The funny thing about technology is, it’s hard to recognize when it’s really in the process of transforming life as we know it. Most of us have lived through some pretty big digital revolutions, like the invention of the internet, the creation of the smartphone, and the roll out of a social platform so big, it would allow anyone in the world with a computerized device to share images and information. While these technologies have altered the essence of how we interact and connect with one another, pinpointing the exact moment when they came on the scene is a bit trickier. All of a sudden—poof—they were just there and already woven into the very fiber of our culture, our society, and who we are as people.
And now, on the cusp of arguably our biggest revolution of this decade—namely, the implementation of blockchain—we are still not totally sure what it is, where it came from, or how it will change our lives forever. As a distributed database, or digital ledger, with “blocks” of continuously growing information, blockchain technology enables the backbone functions of all cryptocurrency transactions. But oh, it’s so much more. As a public record that is not only 100% unalterable, or immutable, it is beholden to no government, no bank, and no specific group or individual. It stands alone as a neutral mathematical process, with no need for human oversight or central recordkeeping. Each node in the form of a network-connected computer gets a copy of the blockchain, which is then downloaded automatically. Further, blockchain technology creates an indelible, unchangeable record whose authenticity can never be questioned, not even by the disinformation plague that appears to be sweeping the world.
Where did blockchain technology come from?

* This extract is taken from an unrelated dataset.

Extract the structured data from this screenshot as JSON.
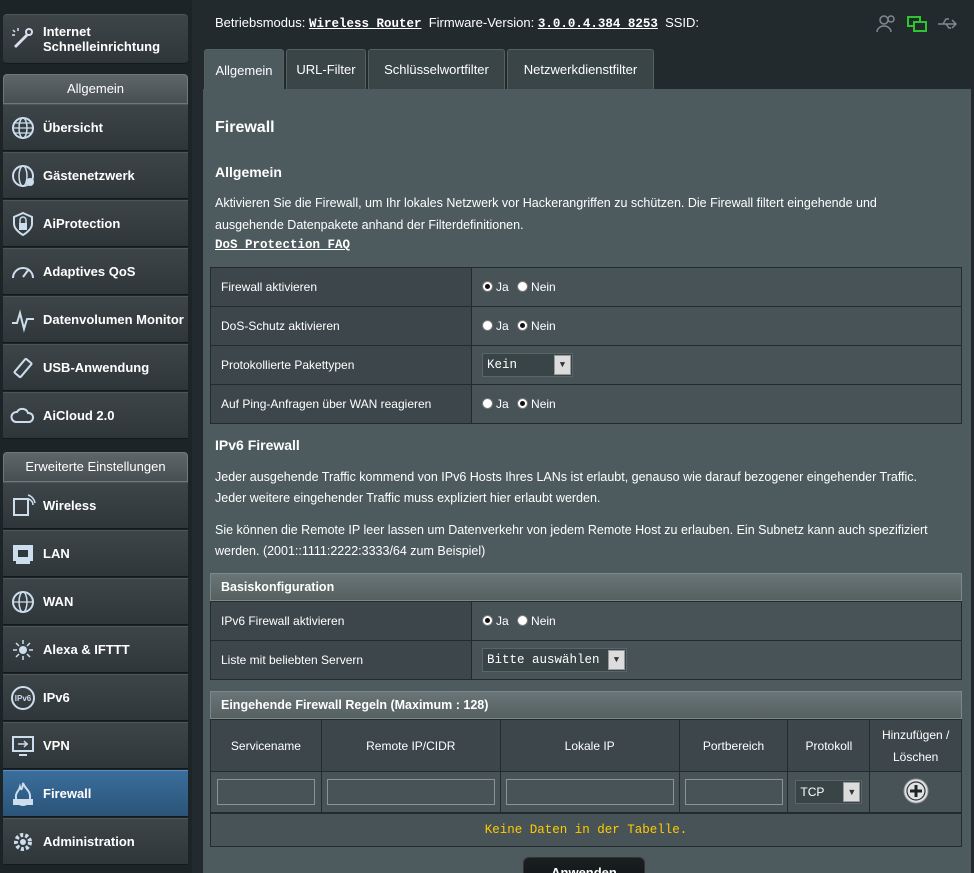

We have bitcoin to thank for the creation of blockchains. As distributed ledger technology (DLT), it is used to verify transactions, which of course made the actual use of this cryptocurrency possible. Blockchain relies on cryptography to function, ensuring it can always be distributed but never altered or copied. As the technology behind the world’s most infamous digital coin, DLT has been used by millions and million of people over the past decade—although many of them likely didn’t even realize that by using bitcoin, they were also inadvertently growing the record-keeping technology of the future into something bigger and badder than anything we’ve seen before.
What is blockchain up to now?
This underlying technology of bitcoin has since been separated from the coin itself and examined as a legitimate solution in its own right. You could say blockchain isn’t just for bitcoin anymore, as it now has a broad range of uses. This DLT is now finding its way into all sort of seemingly unrelated industries, such as real estate, data storage, asset management, health care—and of course, the financial sector of fiat currency.
According to Deloitte, one of the leading authorities in the market, “the momentum is shifting” for blockchain, so it can assume a more breakout-worthy position. No longer is it being viewed as just an extension of bitcoin—it is now being considered on its own merits and evaluated (and appreciated) for its own practical applications to all forms of business. Entrepreneurs and out-of-the-box thinkers have recently evolved out of the honeymoon phase and have started to run with blockchain, building practical, profitable business models for its use.
That said, DLT has been implemented in “emerging disruptors, rather than in more traditional enterprises that are still working on how to incorporate digital into their existing operations and protocols,” says Deloitte. The word is out on blockchain, and savvy, risk-taking companies are not afraid and have shoveled more resources behind blockchain in an effort to achieve even great efficiency in their new business models and revenue sources.
Does blockchain have problems?
Sure, all cutting-edge innovations have troubles, mostly in the form of haters and naysayers who continue to resist civilization’s impending digital transformation. This is where the “sensing our own technological advancements in real-time” becomes challenging. Even though blockchain is slated to take off—no, really take off—in about five years, you don’t hear many people talk about it, you don’t see it on your bank statement, you can kind of even forget it’s out there.
And the haters continue to hate—today, 39% of of the global sampling say they think blockchain is “overhyped,” a number that creeps up to 44% in the U.S., a country whose lifeblood relies on capitalism-loving innovations like that of DLT. Although these opinions likely stem from the steep increase in token values as of late, an incentivizing feature businesses have started using to drive investment, the numbers themselves are not indicative of what’s really happening. Blockchain is absolutely, positively not moving in the wrong direction—quite the opposite. We just haven’t noticed it’s growing up.
What does the future hold for blockchain?
Well, no one really knows the answer to that question, but all signs point to good things. Useful things. Beneficial things. And highly disruptive things. Because blockchain is still in the early stages, patience will be needed to witness its full maturation in any market sector. As financial executives pave the way by using DLT to reexamine various antiquated processes and functions, that have frankly remained static for centuries, professionals in areas like health care and real estate are just beginning to eye it with more optimism.
The future of blockchain can probably be best evaluated through what it really is—namely, a sophisticated ledger system. As a “Trust-as-a-service (TaaS), it can accomplish all sorts of things. Financial transactions and payments could become instant. No three-day waiting time, no grace period for funds “to clear,” — instant. Medical records could become fully digitized and transferable without authorization from health care organizations, meaning your own medical records would become your own, held in your own digital wallet, and available to use or share with any doctor or medical association you choose. Talk about returning the power to the people. Any technology capable of changing our lives to such an extent is worth waiting for. And so, we must wait.